EXERCISE:
All the entries that follow must be written out again exactly.

Data items:
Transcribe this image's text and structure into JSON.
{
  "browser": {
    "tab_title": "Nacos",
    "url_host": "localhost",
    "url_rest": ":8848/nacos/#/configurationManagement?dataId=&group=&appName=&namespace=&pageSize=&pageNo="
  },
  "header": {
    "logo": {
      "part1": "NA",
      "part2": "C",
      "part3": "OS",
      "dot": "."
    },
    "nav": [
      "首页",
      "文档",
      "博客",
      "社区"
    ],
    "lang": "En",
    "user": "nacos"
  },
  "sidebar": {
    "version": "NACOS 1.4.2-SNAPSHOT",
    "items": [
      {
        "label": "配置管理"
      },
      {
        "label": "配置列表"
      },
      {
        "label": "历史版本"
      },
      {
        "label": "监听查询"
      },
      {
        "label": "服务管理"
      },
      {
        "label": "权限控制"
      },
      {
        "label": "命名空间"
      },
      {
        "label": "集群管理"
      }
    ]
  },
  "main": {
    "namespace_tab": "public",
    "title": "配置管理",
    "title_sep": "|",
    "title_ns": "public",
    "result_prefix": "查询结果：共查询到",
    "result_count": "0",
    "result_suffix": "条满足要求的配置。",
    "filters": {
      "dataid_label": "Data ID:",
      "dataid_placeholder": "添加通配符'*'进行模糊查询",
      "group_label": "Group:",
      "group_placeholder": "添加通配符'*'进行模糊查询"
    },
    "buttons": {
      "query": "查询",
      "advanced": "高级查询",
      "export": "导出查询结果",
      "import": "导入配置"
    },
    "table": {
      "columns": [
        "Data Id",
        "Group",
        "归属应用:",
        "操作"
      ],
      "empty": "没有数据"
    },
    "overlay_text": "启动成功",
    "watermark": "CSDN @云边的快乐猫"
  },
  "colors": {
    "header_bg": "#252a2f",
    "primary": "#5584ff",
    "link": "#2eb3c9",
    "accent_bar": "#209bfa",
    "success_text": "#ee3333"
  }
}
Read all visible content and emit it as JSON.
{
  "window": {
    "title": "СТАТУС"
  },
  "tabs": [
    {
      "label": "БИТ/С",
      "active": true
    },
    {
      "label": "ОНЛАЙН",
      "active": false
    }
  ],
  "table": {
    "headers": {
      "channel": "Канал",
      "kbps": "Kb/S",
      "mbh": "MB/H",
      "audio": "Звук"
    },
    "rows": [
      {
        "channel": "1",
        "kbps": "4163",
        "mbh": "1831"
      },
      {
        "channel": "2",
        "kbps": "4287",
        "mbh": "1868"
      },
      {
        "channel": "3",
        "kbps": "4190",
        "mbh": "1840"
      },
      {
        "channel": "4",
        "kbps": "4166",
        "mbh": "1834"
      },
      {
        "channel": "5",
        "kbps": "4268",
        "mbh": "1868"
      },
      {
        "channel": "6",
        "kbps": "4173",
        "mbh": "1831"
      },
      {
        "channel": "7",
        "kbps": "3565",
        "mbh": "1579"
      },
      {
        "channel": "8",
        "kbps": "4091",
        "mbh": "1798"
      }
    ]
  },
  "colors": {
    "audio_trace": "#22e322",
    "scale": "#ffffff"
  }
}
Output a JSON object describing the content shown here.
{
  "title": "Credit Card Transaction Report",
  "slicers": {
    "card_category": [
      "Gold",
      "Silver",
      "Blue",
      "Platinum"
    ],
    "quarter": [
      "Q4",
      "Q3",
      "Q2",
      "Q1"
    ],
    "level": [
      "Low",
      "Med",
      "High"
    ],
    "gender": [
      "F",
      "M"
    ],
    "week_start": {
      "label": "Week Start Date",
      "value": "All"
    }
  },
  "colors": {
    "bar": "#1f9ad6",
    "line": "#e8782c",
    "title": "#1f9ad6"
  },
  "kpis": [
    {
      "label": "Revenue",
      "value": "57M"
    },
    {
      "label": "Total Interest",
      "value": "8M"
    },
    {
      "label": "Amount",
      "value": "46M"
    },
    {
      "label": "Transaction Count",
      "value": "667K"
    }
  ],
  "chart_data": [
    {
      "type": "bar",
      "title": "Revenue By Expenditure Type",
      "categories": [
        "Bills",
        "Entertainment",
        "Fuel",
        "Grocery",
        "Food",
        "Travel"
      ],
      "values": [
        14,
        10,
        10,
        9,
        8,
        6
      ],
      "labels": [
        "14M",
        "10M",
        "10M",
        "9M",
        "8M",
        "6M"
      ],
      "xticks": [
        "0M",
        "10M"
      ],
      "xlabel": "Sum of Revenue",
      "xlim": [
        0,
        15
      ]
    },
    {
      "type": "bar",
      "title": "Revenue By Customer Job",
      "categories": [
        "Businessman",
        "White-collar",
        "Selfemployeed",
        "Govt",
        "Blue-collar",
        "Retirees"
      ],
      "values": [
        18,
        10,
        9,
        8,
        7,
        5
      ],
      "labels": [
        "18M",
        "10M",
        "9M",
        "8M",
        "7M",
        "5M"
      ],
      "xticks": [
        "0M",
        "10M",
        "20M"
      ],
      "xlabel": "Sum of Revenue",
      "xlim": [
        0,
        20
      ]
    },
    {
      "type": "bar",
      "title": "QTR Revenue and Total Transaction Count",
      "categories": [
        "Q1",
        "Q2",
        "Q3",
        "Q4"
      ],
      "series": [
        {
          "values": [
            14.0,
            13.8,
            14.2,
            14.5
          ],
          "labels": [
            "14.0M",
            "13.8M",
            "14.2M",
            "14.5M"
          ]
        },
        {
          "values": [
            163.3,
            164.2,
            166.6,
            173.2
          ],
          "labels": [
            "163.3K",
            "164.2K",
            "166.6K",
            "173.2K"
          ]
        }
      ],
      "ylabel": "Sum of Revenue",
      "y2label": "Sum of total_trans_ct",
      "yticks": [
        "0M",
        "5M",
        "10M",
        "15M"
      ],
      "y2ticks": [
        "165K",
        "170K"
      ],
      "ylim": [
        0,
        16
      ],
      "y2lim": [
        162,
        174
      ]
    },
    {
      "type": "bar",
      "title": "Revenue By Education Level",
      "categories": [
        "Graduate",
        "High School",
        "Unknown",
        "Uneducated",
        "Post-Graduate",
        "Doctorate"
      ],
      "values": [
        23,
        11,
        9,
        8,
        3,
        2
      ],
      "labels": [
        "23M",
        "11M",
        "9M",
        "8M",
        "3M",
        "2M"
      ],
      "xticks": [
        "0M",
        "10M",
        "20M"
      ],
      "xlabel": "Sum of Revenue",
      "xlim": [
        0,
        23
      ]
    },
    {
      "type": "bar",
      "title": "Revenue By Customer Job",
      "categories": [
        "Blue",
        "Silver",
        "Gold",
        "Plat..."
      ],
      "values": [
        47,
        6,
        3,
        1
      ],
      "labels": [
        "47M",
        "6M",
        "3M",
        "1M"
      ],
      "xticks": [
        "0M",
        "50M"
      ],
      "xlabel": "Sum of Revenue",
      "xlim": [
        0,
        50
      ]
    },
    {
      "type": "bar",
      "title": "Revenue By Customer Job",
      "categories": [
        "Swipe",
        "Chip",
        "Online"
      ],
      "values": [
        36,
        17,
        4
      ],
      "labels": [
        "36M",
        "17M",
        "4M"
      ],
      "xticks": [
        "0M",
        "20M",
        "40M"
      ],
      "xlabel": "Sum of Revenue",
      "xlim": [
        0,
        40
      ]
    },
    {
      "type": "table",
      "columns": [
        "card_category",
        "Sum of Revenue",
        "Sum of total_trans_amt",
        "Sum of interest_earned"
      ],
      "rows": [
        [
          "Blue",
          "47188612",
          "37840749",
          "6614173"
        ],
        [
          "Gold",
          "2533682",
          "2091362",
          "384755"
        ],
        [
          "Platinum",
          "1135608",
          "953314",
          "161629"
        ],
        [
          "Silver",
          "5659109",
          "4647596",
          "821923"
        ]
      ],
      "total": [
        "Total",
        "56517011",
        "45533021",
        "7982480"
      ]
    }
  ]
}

SOLUTION FOR THIS TASK:
Transcribe this image's text and structure into JSON.
{
  "browser": {
    "tab_title": "Nacos",
    "url_host": "localhost",
    "url_rest": ":8848/nacos/#/configurationManagement?dataId=&group=&appName=&namespace=&pageSize=&pageNo="
  },
  "header": {
    "logo": {
      "part1": "NA",
      "part2": "C",
      "part3": "OS",
      "dot": "."
    },
    "nav": [
      "首页",
      "文档",
      "博客",
      "社区"
    ],
    "lang": "En",
    "user": "nacos"
  },
  "sidebar": {
    "version": "NACOS 1.4.2-SNAPSHOT",
    "items": [
      {
        "label": "配置管理"
      },
      {
        "label": "配置列表"
      },
      {
        "label": "历史版本"
      },
      {
        "label": "监听查询"
      },
      {
        "label": "服务管理"
      },
      {
        "label": "权限控制"
      },
      {
        "label": "命名空间"
      },
      {
        "label": "集群管理"
      }
    ]
  },
  "main": {
    "namespace_tab": "public",
    "title": "配置管理",
    "title_sep": "|",
    "title_ns": "public",
    "result_prefix": "查询结果：共查询到",
    "result_count": "0",
    "result_suffix": "条满足要求的配置。",
    "filters": {
      "dataid_label": "Data ID:",
      "dataid_placeholder": "添加通配符'*'进行模糊查询",
      "group_label": "Group:",
      "group_placeholder": "添加通配符'*'进行模糊查询"
    },
    "buttons": {
      "query": "查询",
      "advanced": "高级查询",
      "export": "导出查询结果",
      "import": "导入配置"
    },
    "table": {
      "columns": [
        "Data Id",
        "Group",
        "归属应用:",
        "操作"
      ],
      "empty": "没有数据"
    },
    "overlay_text": "启动成功",
    "watermark": "CSDN @云边的快乐猫"
  },
  "colors": {
    "header_bg": "#252a2f",
    "primary": "#5584ff",
    "link": "#2eb3c9",
    "accent_bar": "#209bfa",
    "success_text": "#ee3333"
  }
}
Read all visible content and emit it as JSON.
{
  "window": {
    "title": "СТАТУС"
  },
  "tabs": [
    {
      "label": "БИТ/С",
      "active": true
    },
    {
      "label": "ОНЛАЙН",
      "active": false
    }
  ],
  "table": {
    "headers": {
      "channel": "Канал",
      "kbps": "Kb/S",
      "mbh": "MB/H",
      "audio": "Звук"
    },
    "rows": [
      {
        "channel": "1",
        "kbps": "4163",
        "mbh": "1831"
      },
      {
        "channel": "2",
        "kbps": "4287",
        "mbh": "1868"
      },
      {
        "channel": "3",
        "kbps": "4190",
        "mbh": "1840"
      },
      {
        "channel": "4",
        "kbps": "4166",
        "mbh": "1834"
      },
      {
        "channel": "5",
        "kbps": "4268",
        "mbh": "1868"
      },
      {
        "channel": "6",
        "kbps": "4173",
        "mbh": "1831"
      },
      {
        "channel": "7",
        "kbps": "3565",
        "mbh": "1579"
      },
      {
        "channel": "8",
        "kbps": "4091",
        "mbh": "1798"
      }
    ]
  },
  "colors": {
    "audio_trace": "#22e322",
    "scale": "#ffffff"
  }
}
Output a JSON object describing the content shown here.
{
  "title": "Credit Card Transaction Report",
  "slicers": {
    "card_category": [
      "Gold",
      "Silver",
      "Blue",
      "Platinum"
    ],
    "quarter": [
      "Q4",
      "Q3",
      "Q2",
      "Q1"
    ],
    "level": [
      "Low",
      "Med",
      "High"
    ],
    "gender": [
      "F",
      "M"
    ],
    "week_start": {
      "label": "Week Start Date",
      "value": "All"
    }
  },
  "colors": {
    "bar": "#1f9ad6",
    "line": "#e8782c",
    "title": "#1f9ad6"
  },
  "kpis": [
    {
      "label": "Revenue",
      "value": "57M"
    },
    {
      "label": "Total Interest",
      "value": "8M"
    },
    {
      "label": "Amount",
      "value": "46M"
    },
    {
      "label": "Transaction Count",
      "value": "667K"
    }
  ],
  "chart_data": [
    {
      "type": "bar",
      "title": "Revenue By Expenditure Type",
      "categories": [
        "Bills",
        "Entertainment",
        "Fuel",
        "Grocery",
        "Food",
        "Travel"
      ],
      "values": [
        14,
        10,
        10,
        9,
        8,
        6
      ],
      "labels": [
        "14M",
        "10M",
        "10M",
        "9M",
        "8M",
        "6M"
      ],
      "xticks": [
        "0M",
        "10M"
      ],
      "xlabel": "Sum of Revenue",
      "xlim": [
        0,
        15
      ]
    },
    {
      "type": "bar",
      "title": "Revenue By Customer Job",
      "categories": [
        "Businessman",
        "White-collar",
        "Selfemployeed",
        "Govt",
        "Blue-collar",
        "Retirees"
      ],
      "values": [
        18,
        10,
        9,
        8,
        7,
        5
      ],
      "labels": [
        "18M",
        "10M",
        "9M",
        "8M",
        "7M",
        "5M"
      ],
      "xticks": [
        "0M",
        "10M",
        "20M"
      ],
      "xlabel": "Sum of Revenue",
      "xlim": [
        0,
        20
      ]
    },
    {
      "type": "bar",
      "title": "QTR Revenue and Total Transaction Count",
      "categories": [
        "Q1",
        "Q2",
        "Q3",
        "Q4"
      ],
      "series": [
        {
          "values": [
            14.0,
            13.8,
            14.2,
            14.5
          ],
          "labels": [
            "14.0M",
            "13.8M",
            "14.2M",
            "14.5M"
          ]
        },
        {
          "values": [
            163.3,
            164.2,
            166.6,
            173.2
          ],
          "labels": [
            "163.3K",
            "164.2K",
            "166.6K",
            "173.2K"
          ]
        }
      ],
      "ylabel": "Sum of Revenue",
      "y2label": "Sum of total_trans_ct",
      "yticks": [
        "0M",
        "5M",
        "10M",
        "15M"
      ],
      "y2ticks": [
        "165K",
        "170K"
      ],
      "ylim": [
        0,
        16
      ],
      "y2lim": [
        162,
        174
      ]
    },
    {
      "type": "bar",
      "title": "Revenue By Education Level",
      "categories": [
        "Graduate",
        "High School",
        "Unknown",
        "Uneducated",
        "Post-Graduate",
        "Doctorate"
      ],
      "values": [
        23,
        11,
        9,
        8,
        3,
        2
      ],
      "labels": [
        "23M",
        "11M",
        "9M",
        "8M",
        "3M",
        "2M"
      ],
      "xticks": [
        "0M",
        "10M",
        "20M"
      ],
      "xlabel": "Sum of Revenue",
      "xlim": [
        0,
        23
      ]
    },
    {
      "type": "bar",
      "title": "Revenue By Customer Job",
      "categories": [
        "Blue",
        "Silver",
        "Gold",
        "Plat..."
      ],
      "values": [
        47,
        6,
        3,
        1
      ],
      "labels": [
        "47M",
        "6M",
        "3M",
        "1M"
      ],
      "xticks": [
        "0M",
        "50M"
      ],
      "xlabel": "Sum of Revenue",
      "xlim": [
        0,
        50
      ]
    },
    {
      "type": "bar",
      "title": "Revenue By Customer Job",
      "categories": [
        "Swipe",
        "Chip",
        "Online"
      ],
      "values": [
        36,
        17,
        4
      ],
      "labels": [
        "36M",
        "17M",
        "4M"
      ],
      "xticks": [
        "0M",
        "20M",
        "40M"
      ],
      "xlabel": "Sum of Revenue",
      "xlim": [
        0,
        40
      ]
    },
    {
      "type": "table",
      "columns": [
        "card_category",
        "Sum of Revenue",
        "Sum of total_trans_amt",
        "Sum of interest_earned"
      ],
      "rows": [
        [
          "Blue",
          "47188612",
          "37840749",
          "6614173"
        ],
        [
          "Gold",
          "2533682",
          "2091362",
          "384755"
        ],
        [
          "Platinum",
          "1135608",
          "953314",
          "161629"
        ],
        [
          "Silver",
          "5659109",
          "4647596",
          "821923"
        ]
      ],
      "total": [
        "Total",
        "56517011",
        "45533021",
        "7982480"
      ]
    }
  ]
}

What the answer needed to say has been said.